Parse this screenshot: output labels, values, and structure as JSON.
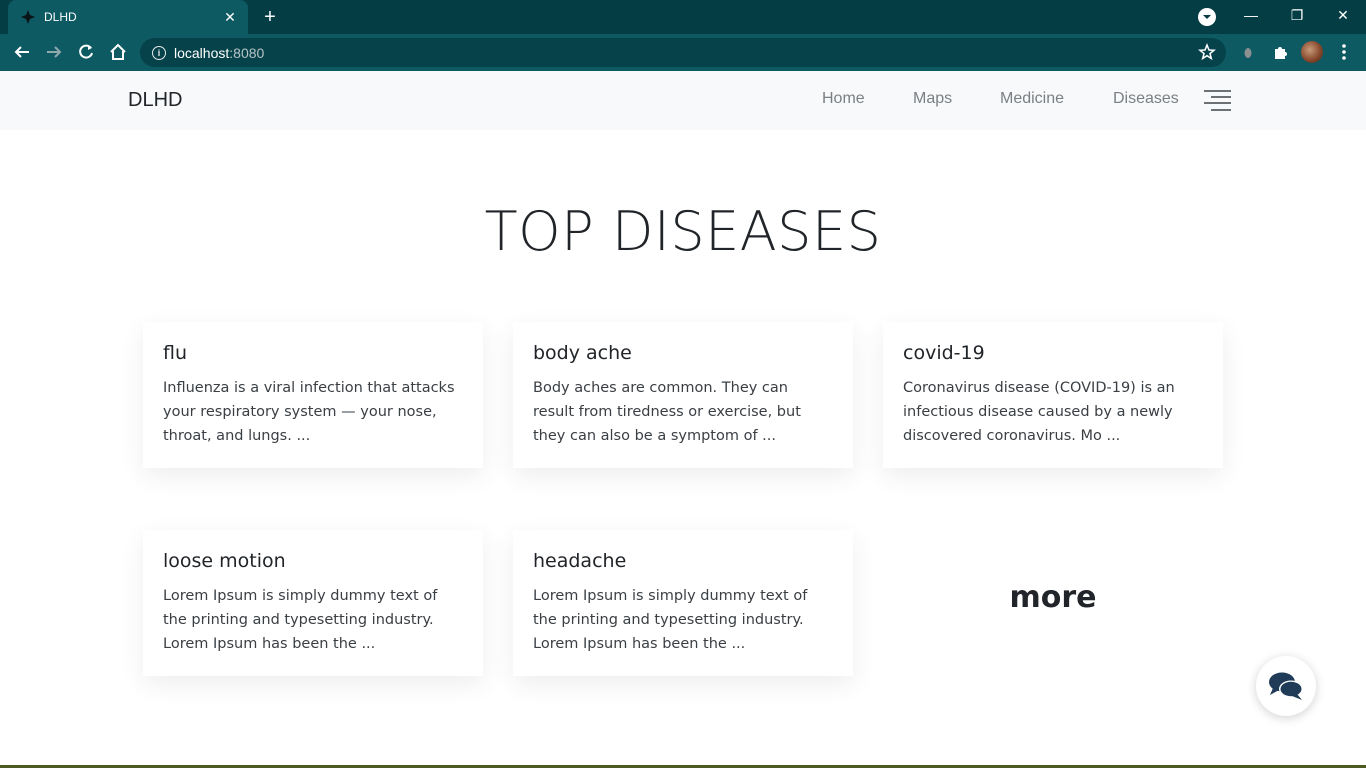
{
  "browser": {
    "tab_title": "DLHD",
    "tab_close": "✕",
    "new_tab": "+",
    "url_host": "localhost",
    "url_port": ":8080",
    "window_controls": {
      "minimize": "—",
      "restore": "❐",
      "close": "✕"
    }
  },
  "navbar": {
    "brand": "DLHD",
    "links": [
      "Home",
      "Maps",
      "Medicine",
      "Diseases"
    ]
  },
  "main": {
    "title": "TOP DISEASES",
    "cards": [
      {
        "title": "flu",
        "text": "Influenza is a viral infection that attacks your respiratory system — your nose, throat, and lungs. ..."
      },
      {
        "title": "body ache",
        "text": "Body aches are common. They can result from tiredness or exercise, but they can also be a symptom of ..."
      },
      {
        "title": "covid-19",
        "text": "Coronavirus disease (COVID-19) is an infectious disease caused by a newly discovered coronavirus. Mo ..."
      },
      {
        "title": "loose motion",
        "text": "Lorem Ipsum is simply dummy text of the printing and typesetting industry. Lorem Ipsum has been the ..."
      },
      {
        "title": "headache",
        "text": "Lorem Ipsum is simply dummy text of the printing and typesetting industry. Lorem Ipsum has been the ..."
      }
    ],
    "more_label": "more"
  },
  "icons": {
    "tab_favicon": "favicon-icon",
    "back": "back-arrow-icon",
    "forward": "forward-arrow-icon",
    "reload": "reload-icon",
    "home": "home-icon",
    "site_info": "info-icon",
    "bookmark": "star-icon",
    "extension": "extension-puzzle-icon",
    "menu": "kebab-menu-icon",
    "hamburger": "hamburger-menu-icon",
    "chat": "chat-bubbles-icon"
  },
  "colors": {
    "browser_frame": "#053d45",
    "browser_toolbar": "#0d5a63",
    "navbar_bg": "#f8f9fa",
    "text_dark": "#212529",
    "nav_link": "#7a7f84",
    "chat_icon": "#1f3b57"
  }
}
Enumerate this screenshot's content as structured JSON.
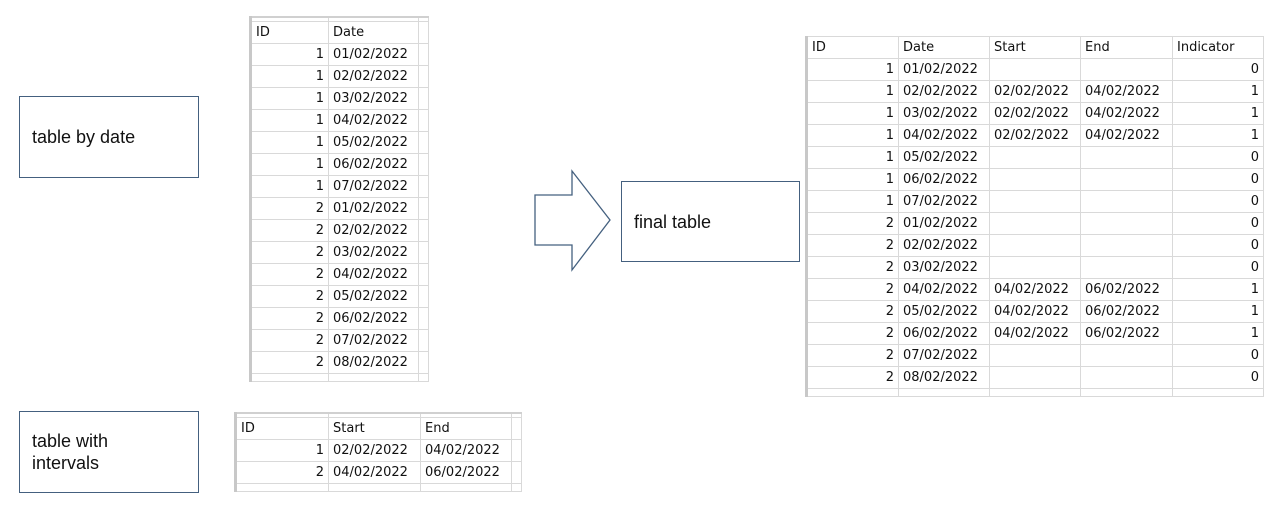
{
  "labels": {
    "table_by_date": "table by date",
    "table_with_intervals": [
      "table with",
      "intervals"
    ],
    "final_table": "final table"
  },
  "table_by_date": {
    "headers": [
      "ID",
      "Date"
    ],
    "rows": [
      [
        "1",
        "01/02/2022"
      ],
      [
        "1",
        "02/02/2022"
      ],
      [
        "1",
        "03/02/2022"
      ],
      [
        "1",
        "04/02/2022"
      ],
      [
        "1",
        "05/02/2022"
      ],
      [
        "1",
        "06/02/2022"
      ],
      [
        "1",
        "07/02/2022"
      ],
      [
        "2",
        "01/02/2022"
      ],
      [
        "2",
        "02/02/2022"
      ],
      [
        "2",
        "03/02/2022"
      ],
      [
        "2",
        "04/02/2022"
      ],
      [
        "2",
        "05/02/2022"
      ],
      [
        "2",
        "06/02/2022"
      ],
      [
        "2",
        "07/02/2022"
      ],
      [
        "2",
        "08/02/2022"
      ]
    ]
  },
  "table_with_intervals": {
    "headers": [
      "ID",
      "Start",
      "End"
    ],
    "rows": [
      [
        "1",
        "02/02/2022",
        "04/02/2022"
      ],
      [
        "2",
        "04/02/2022",
        "06/02/2022"
      ]
    ]
  },
  "final_table": {
    "headers": [
      "ID",
      "Date",
      "Start",
      "End",
      "Indicator"
    ],
    "rows": [
      [
        "1",
        "01/02/2022",
        "",
        "",
        "0"
      ],
      [
        "1",
        "02/02/2022",
        "02/02/2022",
        "04/02/2022",
        "1"
      ],
      [
        "1",
        "03/02/2022",
        "02/02/2022",
        "04/02/2022",
        "1"
      ],
      [
        "1",
        "04/02/2022",
        "02/02/2022",
        "04/02/2022",
        "1"
      ],
      [
        "1",
        "05/02/2022",
        "",
        "",
        "0"
      ],
      [
        "1",
        "06/02/2022",
        "",
        "",
        "0"
      ],
      [
        "1",
        "07/02/2022",
        "",
        "",
        "0"
      ],
      [
        "2",
        "01/02/2022",
        "",
        "",
        "0"
      ],
      [
        "2",
        "02/02/2022",
        "",
        "",
        "0"
      ],
      [
        "2",
        "03/02/2022",
        "",
        "",
        "0"
      ],
      [
        "2",
        "04/02/2022",
        "04/02/2022",
        "06/02/2022",
        "1"
      ],
      [
        "2",
        "05/02/2022",
        "04/02/2022",
        "06/02/2022",
        "1"
      ],
      [
        "2",
        "06/02/2022",
        "04/02/2022",
        "06/02/2022",
        "1"
      ],
      [
        "2",
        "07/02/2022",
        "",
        "",
        "0"
      ],
      [
        "2",
        "08/02/2022",
        "",
        "",
        "0"
      ]
    ]
  },
  "colors": {
    "box_border": "#44607f",
    "grid_line": "#d9d9d9"
  }
}
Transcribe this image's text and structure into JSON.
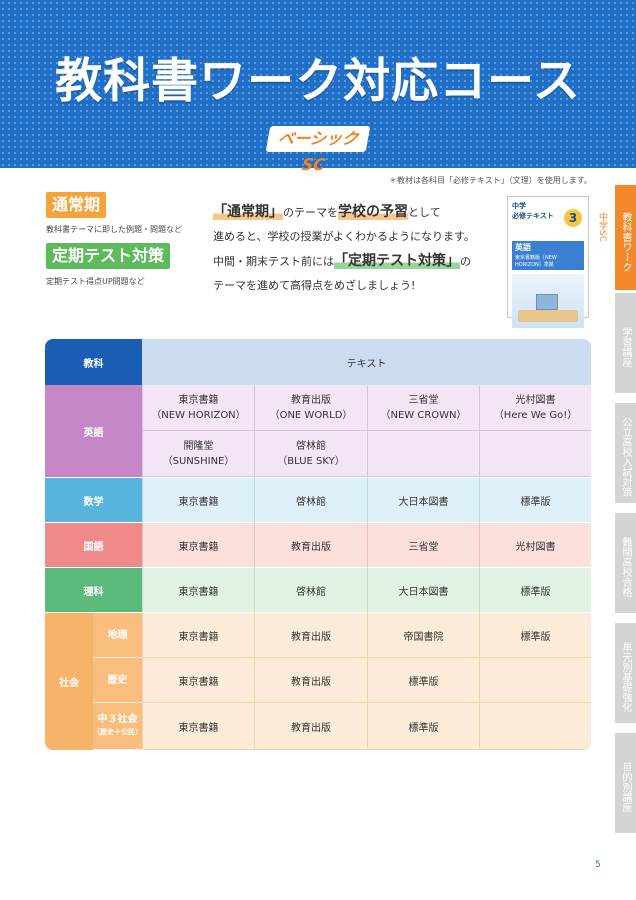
{
  "header": {
    "title": "教科書ワーク対応コース",
    "logo": "ベーシックSC"
  },
  "note": "＊教材は各科目「必修テキスト」（文理）を使用します。",
  "badges": [
    {
      "label": "通常期",
      "sub": "教科書テーマに即した例題・問題など"
    },
    {
      "label": "定期テスト対策",
      "sub": "定期テスト得点UP問題など"
    }
  ],
  "intro": {
    "l1_a": "「通常期」",
    "l1_b": "のテーマを",
    "l1_c": "学校の予習",
    "l1_d": "として",
    "l2": "進めると、学校の授業がよくわかるようになります。",
    "l3_a": "中間・期末テスト前には",
    "l3_b": "「定期テスト対策」",
    "l3_c": "の",
    "l4": "テーマを進めて高得点をめざしましょう!"
  },
  "book": {
    "kind": "中学",
    "name": "必修テキスト",
    "number": "3",
    "subject": "英語",
    "edition": "東京書籍版［NEW HORIZON］準拠"
  },
  "sidebar": {
    "active_sub": "中学SC",
    "tabs": [
      "教科書ワーク",
      "学習講座",
      "公立高校入試対策",
      "難関高校合格",
      "単元別基礎強化",
      "目的別講座"
    ]
  },
  "table": {
    "head": {
      "subject": "教科",
      "text": "テキスト"
    },
    "english": {
      "label": "英語",
      "row1": [
        "東京書籍\n（NEW HORIZON）",
        "教育出版\n（ONE WORLD）",
        "三省堂\n（NEW CROWN）",
        "光村図書\n（Here We Go!）"
      ],
      "row2": [
        "開隆堂\n（SUNSHINE）",
        "啓林館\n（BLUE SKY）",
        "",
        ""
      ]
    },
    "math": {
      "label": "数学",
      "cells": [
        "東京書籍",
        "啓林館",
        "大日本図書",
        "標準版"
      ]
    },
    "japanese": {
      "label": "国語",
      "cells": [
        "東京書籍",
        "教育出版",
        "三省堂",
        "光村図書"
      ]
    },
    "science": {
      "label": "理科",
      "cells": [
        "東京書籍",
        "啓林館",
        "大日本図書",
        "標準版"
      ]
    },
    "social": {
      "label": "社会",
      "rows": [
        {
          "sub": "地理",
          "sub_small": "",
          "cells": [
            "東京書籍",
            "教育出版",
            "帝国書院",
            "標準版"
          ]
        },
        {
          "sub": "歴史",
          "sub_small": "",
          "cells": [
            "東京書籍",
            "教育出版",
            "標準版",
            ""
          ]
        },
        {
          "sub": "中３社会",
          "sub_small": "（歴史＋公民）",
          "cells": [
            "東京書籍",
            "教育出版",
            "標準版",
            ""
          ]
        }
      ]
    }
  },
  "page_number": "5"
}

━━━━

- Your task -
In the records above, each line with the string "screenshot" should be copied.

- Result for this task -
Parse this screenshot: output labels, values, and structure as JSON.
Enumerate this screenshot's content as structured JSON.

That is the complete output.